As such, the increase in collectable products is good for the game as a whole, as long as the line is clearly drawn between "collectable" and "game piece." Furthermore, these sorts of collectables in booster packs tend to drive down the overall price of the regular cards, which is good because it makes the base level of the game cheaper and more accessible without costing Wizards of the Coast their profits.
That's not to say that there aren't issues here.
If Wizards of the Coast is not crossing the collectable/game piece line, but also not making moves to try and make the base level game of Magic affordable (ie. no $80 Ragavans and $75 Sheoldreds), then a lot of these benefits fall on deaf ears. This is even more of an issue if they aren't reinvesting into their game through Organized Play or making MTG Arena the best program it can be with new features and polish (remember animations?). Making lots of money on the collectable side is fine, but there comes with it a responsibility to reinvest in the core parts of the actual game the collectable is based on.
There are also issues with the loot box system in general, which this sort of lottery ticket takes to an extreme. While Wizards of the Coast ignores the secondary market and does not ascribe any sort of value to its collectables, if The One Ring ends up being a million dollar Magic card, one has to wonder if some sort of lottery regulation would need to be put in place with such an large established prize being in packs.
There are also some perverse incentives at play here too.
This card is a big deal for Wizards of the Coast. Everybody is talking about it, as it will probably drive a bunch of sales and discussion about The Lord of the Rings collector boosters bigtime... until the one 1/1 The One Ring is finally opened. At this point the perceived value of a Lord of the Rings collector booster is going to take a big hit. As such, Wizards of the Coast really wants this thing to be opened later rather than sooner.
However, they also want it to be opened, preferably publicly! The worst-case scenario of some mom buying this for their kid at Walmart, the kid opening it, not understanding what it is, and it getting lost at the bottom of the toybox (cue "and some things that should not have been forgotten were lost") is not that outlandish.
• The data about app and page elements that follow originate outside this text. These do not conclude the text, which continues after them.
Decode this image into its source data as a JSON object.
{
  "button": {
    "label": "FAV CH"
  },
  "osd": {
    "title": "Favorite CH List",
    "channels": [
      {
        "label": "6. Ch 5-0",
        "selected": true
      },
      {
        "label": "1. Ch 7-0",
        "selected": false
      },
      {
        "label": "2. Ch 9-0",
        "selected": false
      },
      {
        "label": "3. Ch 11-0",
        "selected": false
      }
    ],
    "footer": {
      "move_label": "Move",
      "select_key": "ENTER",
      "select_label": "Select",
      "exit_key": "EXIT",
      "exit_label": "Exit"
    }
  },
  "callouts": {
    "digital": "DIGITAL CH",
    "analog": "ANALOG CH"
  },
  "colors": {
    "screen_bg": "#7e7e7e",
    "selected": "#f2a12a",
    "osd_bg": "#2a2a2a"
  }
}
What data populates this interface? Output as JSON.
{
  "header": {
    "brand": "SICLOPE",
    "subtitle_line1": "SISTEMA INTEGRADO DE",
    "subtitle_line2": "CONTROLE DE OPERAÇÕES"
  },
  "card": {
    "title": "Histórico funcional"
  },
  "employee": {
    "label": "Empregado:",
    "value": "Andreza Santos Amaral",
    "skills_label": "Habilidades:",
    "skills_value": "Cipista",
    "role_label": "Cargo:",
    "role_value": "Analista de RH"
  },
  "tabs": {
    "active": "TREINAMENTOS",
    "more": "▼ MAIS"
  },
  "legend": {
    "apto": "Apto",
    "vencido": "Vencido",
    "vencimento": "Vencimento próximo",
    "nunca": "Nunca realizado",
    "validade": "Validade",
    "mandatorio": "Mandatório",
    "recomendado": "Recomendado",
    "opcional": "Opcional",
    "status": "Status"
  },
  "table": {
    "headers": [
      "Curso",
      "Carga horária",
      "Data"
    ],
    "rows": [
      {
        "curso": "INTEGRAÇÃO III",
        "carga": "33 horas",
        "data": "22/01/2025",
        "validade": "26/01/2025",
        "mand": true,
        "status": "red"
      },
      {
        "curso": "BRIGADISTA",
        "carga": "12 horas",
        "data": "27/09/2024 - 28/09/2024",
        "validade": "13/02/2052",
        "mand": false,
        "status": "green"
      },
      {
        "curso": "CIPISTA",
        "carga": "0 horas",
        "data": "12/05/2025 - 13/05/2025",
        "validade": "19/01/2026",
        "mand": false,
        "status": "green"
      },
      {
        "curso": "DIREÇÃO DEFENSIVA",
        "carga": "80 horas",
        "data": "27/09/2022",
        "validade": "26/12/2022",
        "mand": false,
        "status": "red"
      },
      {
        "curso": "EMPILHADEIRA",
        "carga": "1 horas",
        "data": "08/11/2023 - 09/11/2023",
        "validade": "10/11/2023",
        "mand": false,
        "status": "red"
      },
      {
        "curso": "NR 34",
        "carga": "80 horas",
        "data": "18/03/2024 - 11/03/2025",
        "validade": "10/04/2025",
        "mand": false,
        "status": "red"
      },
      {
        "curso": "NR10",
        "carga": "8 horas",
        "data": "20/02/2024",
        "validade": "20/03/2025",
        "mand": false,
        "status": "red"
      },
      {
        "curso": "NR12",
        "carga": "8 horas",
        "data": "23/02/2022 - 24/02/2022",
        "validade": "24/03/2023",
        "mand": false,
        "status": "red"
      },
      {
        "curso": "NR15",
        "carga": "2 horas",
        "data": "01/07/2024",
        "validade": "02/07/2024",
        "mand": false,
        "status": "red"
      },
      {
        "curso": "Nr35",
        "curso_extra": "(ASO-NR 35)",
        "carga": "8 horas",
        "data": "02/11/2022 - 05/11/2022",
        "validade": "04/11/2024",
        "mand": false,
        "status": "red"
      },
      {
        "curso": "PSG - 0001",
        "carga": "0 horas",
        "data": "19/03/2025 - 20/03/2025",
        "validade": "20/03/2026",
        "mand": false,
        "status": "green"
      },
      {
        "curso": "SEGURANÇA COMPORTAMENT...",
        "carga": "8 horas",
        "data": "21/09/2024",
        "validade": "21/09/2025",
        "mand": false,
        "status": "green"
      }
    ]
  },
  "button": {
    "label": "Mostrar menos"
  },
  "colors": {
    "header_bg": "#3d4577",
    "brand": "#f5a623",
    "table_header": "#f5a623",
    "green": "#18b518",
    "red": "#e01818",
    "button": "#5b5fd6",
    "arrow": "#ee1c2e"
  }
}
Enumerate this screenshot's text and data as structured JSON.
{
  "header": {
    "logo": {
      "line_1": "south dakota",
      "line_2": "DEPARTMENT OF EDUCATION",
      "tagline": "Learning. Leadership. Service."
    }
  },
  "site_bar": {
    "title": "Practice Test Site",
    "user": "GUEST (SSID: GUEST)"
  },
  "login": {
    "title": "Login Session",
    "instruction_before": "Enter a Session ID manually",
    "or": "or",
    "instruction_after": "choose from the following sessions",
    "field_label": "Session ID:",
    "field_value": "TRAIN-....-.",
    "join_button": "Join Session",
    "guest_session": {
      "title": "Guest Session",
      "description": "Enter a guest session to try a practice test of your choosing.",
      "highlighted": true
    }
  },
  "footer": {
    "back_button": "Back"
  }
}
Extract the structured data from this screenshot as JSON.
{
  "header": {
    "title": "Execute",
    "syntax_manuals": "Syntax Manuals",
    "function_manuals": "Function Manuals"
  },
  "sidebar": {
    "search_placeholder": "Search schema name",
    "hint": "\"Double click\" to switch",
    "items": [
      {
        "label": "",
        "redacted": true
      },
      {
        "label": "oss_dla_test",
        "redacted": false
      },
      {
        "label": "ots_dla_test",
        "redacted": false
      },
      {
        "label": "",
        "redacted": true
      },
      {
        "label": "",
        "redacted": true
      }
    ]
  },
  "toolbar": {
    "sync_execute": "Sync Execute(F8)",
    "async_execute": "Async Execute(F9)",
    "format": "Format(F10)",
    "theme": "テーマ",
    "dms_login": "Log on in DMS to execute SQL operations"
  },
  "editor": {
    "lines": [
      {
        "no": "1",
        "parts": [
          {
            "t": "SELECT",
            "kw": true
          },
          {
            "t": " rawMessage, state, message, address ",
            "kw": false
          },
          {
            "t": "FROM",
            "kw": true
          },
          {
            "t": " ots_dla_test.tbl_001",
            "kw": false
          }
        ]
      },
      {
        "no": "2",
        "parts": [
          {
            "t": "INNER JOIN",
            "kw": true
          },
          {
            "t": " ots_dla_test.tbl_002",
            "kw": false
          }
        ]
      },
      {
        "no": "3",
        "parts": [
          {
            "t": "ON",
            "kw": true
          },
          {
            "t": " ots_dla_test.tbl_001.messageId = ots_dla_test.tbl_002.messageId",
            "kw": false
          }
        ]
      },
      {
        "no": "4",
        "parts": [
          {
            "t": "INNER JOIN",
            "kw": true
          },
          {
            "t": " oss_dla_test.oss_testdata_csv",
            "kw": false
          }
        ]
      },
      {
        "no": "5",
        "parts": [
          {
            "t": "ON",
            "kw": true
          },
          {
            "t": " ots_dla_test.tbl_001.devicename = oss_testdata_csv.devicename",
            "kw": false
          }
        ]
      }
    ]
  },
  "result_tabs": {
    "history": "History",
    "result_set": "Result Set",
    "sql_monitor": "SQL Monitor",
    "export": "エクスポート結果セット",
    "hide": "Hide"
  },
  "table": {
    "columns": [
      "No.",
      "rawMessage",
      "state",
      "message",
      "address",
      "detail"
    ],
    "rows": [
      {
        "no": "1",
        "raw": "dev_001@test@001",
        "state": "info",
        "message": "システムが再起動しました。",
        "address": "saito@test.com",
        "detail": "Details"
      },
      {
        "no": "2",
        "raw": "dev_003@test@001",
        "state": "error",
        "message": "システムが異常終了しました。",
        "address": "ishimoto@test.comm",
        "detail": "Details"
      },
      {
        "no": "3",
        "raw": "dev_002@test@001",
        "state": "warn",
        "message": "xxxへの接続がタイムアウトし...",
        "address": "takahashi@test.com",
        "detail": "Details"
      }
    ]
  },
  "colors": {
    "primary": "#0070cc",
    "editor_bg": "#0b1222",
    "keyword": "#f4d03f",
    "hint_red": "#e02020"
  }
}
Slightly less worse than that is someone outside the social media sphere opening it and either not realizing its worth, or just selling it privately without any fanfare.
Both of these issues create strong incentives for Wizards of the Coast to try to at least somewhat manipulate the distribution of this card, but at the same time doing so would potentially ruin any sort of future release like this as well as strongly damage consumer confidence.
Would this happen? Probably not, but as long as they are doing promotions like this it is going to be a concern.
All In All?
All in all, I think this is a slam dunk promotion from Wizards of the Coast, and this comes from someone who is a player first and has close to zero interest in the collectable aspect of the game at all.
This is going to drive tons of excitement and conversations about Tales of Middle-Earth, even from people like myself who have zero interest in purchasing a collector booster. And the best part is that it's completely additive; If this isn't something that interests you, great! Keep playing Magic how you've been playing it. But if it does interest you, it's a big winner.
So good luck to you all in your quest for the one ring! That is of course, unless Mr. Beast decides to offer two million dollars for it to record a YouTube video of him dropping it in a volcano or something.